We have exciting news regarding shark protection and remind you to reach out to your federal legislators to obtain a crucial provision to stop the global trade of shark fins.

Sharks at risk

Overfishing, ocean pollution, accidental captures in nets that target other fish, and the horrendous practice of “finning” have all affected sharks.

Shark fin soup is a popular luxury dish that includes shark fin soup. The fins of sharks are often more expensive than the rest of their body. Fishers often only take the fins to maximize their boat space. This means that they can catch sharks and then hack off their fins. The sharks are then dumped back into the water to drown, be eaten alive or die.

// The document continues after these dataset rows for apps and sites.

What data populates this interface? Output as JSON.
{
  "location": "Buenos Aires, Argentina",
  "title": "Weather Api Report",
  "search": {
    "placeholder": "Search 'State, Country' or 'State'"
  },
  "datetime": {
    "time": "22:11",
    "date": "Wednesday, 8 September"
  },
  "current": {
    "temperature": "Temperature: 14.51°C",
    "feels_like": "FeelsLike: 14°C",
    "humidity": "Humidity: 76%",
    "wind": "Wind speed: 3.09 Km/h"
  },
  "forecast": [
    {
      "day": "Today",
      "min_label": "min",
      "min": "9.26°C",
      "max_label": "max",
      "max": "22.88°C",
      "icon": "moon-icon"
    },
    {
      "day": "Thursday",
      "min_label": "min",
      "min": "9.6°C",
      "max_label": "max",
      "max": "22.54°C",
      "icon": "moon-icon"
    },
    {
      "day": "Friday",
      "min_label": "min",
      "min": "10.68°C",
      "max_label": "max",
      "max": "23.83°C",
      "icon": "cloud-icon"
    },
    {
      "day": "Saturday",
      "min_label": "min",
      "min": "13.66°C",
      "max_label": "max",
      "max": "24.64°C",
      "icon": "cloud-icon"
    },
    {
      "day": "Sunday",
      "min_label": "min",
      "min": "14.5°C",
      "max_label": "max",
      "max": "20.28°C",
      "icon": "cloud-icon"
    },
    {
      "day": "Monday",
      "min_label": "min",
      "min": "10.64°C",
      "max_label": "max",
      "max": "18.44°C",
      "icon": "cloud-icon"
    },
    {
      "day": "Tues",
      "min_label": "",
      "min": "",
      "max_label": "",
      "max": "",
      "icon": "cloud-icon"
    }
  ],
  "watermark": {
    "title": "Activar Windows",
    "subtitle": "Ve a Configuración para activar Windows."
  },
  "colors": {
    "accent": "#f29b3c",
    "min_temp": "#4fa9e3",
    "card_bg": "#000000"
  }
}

Although shark finning is prohibited in the United States, it is legal in the United States. However, the United States is a market and transit point for shark fins from other countries. According to estimates, 73 million sharks die each year in order to supply the global fin trading.

The tide is turning

These grim statistics aside, there have been positive developments in shark protection at all levels, including the federal, state and international levels. This is worthy of celebration during the week for our oceans’ apex predators.

The Georgia House of Representatives unanimously approved a resolution in March that was sponsored by Ron Stephens (R.Savannah), which stated Georgia’s opposition against the shark fin trading. This effort was supported by the Georgia Aquarium and we advocated for it to emphasize the importance of protecting these species, which are so vital to ocean health.

This is particularly significant considering that Georgia has been one of the most important shark-fin exporting states in recent years. The fact that Rep. Stephens’s congressional district includes Savannah makes this resolution even more powerful. Although a resolution isn’t binding (meaning it doesn’t become a law), it signals public sentiment about an issue. We hope it will help us to create legislation that will ban shark fin trade in Georgia in the next year.

The federal Shark Fin Sales Elimination Act was sponsored by Senators in the U.S. Senate. As part of a larger legislative package, the Shark Fin Sales Elimination Act (sponsored in the U.S. Senate by Sens. The bill, if signed into law by the U.S., would end its participation in global shark fin trading and strengthen our country’s leadership on shark protection.

At a November meeting, CITES (an international agreement that oversees international wildlife trade) will be looking at proposals to increase shark and ray protections. These proposals will ensure that the majority of fin trade species have global safeguards if they are approved.

While there will always be more to do to protect the oceans and their inhabitants we should celebrate the achievements in protecting sharks, our planet’s fascinating ancient cousins.